These quotes speak to the reality that local groups are most effective. Scenario 2 thus imagines a system where USAID first maps existing efforts at the grassroots level. Before contracting with NGOs or private companies, they strategize how external actors can complement existing efforts. This would involve focusing on specific goals (i.e. outputs) rather than inputs.
The advantage of this approach is obvious. Because of their size, IQC-funded contractors are almost structurally incapable of having dialogue with the communities they purport to serve. However, the exact opposite is true of internal aid actors and civil society groups. If USAID issues a grant to a local organization, there’s one thing they know for sure: the aid dialogue includes a local perspective.
This would have made an enormous difference in the relief effort.
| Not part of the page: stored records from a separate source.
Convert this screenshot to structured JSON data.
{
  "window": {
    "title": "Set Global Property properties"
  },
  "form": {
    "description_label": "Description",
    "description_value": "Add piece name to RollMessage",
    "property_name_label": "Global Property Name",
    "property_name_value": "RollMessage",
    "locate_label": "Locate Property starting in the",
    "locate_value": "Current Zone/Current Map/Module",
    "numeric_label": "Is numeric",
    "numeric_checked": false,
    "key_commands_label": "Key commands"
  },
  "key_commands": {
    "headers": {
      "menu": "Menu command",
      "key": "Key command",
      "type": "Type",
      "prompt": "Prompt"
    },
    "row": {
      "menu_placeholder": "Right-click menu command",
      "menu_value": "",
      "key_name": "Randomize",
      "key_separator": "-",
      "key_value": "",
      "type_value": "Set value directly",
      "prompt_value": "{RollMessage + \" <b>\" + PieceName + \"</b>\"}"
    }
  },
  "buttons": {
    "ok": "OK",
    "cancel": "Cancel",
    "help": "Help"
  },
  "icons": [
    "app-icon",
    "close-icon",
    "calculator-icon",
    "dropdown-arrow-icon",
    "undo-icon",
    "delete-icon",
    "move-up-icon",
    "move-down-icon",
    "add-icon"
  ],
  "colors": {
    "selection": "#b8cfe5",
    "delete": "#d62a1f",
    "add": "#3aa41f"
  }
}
The internal aid actors we work with in Haiti are inherently more flexible, responsive, and likely to pursue appropriate solutions than external actors like private contractors or the UN. Moreover, by strengthening groups that will be there after the relief effort ends, USAID would make a lasting development impact.
Where Do We Go From Here?
The only way to ensure we start moving in this direction is for USAID to eliminate the IQC mechanism altogether. Last November – perhaps reflecting on the failures of the Haiti effort – USAID acknowledged that IQCs are “inefficient, ineffective, and high-risk.”
That sounds like a victory, except for the fact that Congress – not USAID – ultimately controls the purse strings. And predictably, private contractors formed a Congressional lobby to prevent aid from becoming more effective when USAID so much as proposed prioritizing grants to local groups over contracting.
But the IQC must go if we hope to one day see a US aid presence in Haiti that is helpful, not harmful. Such an effort simply requires strong local voices. And as researcher Mead Over of the Center for Global Development argued, supporting more local groups can only happen if “the overhead that previously went to IQC contractors is shifted into USAID’s administrative budget to oversee all these new contracts.”
This is a matter of moral clarity. Our FOIA series shows that the US behaved irresponsibly and arrogantly, brushing aside aid experts, Haitian civil society, and the Haitian government. The end result – deploying an army of private contractors to Haiti with little context or relevant local knowledge – is reprehensible. Eliminating IQCs won’t force USAID to adopt the best possible practices, but it could at least prevent them from adopting the worst.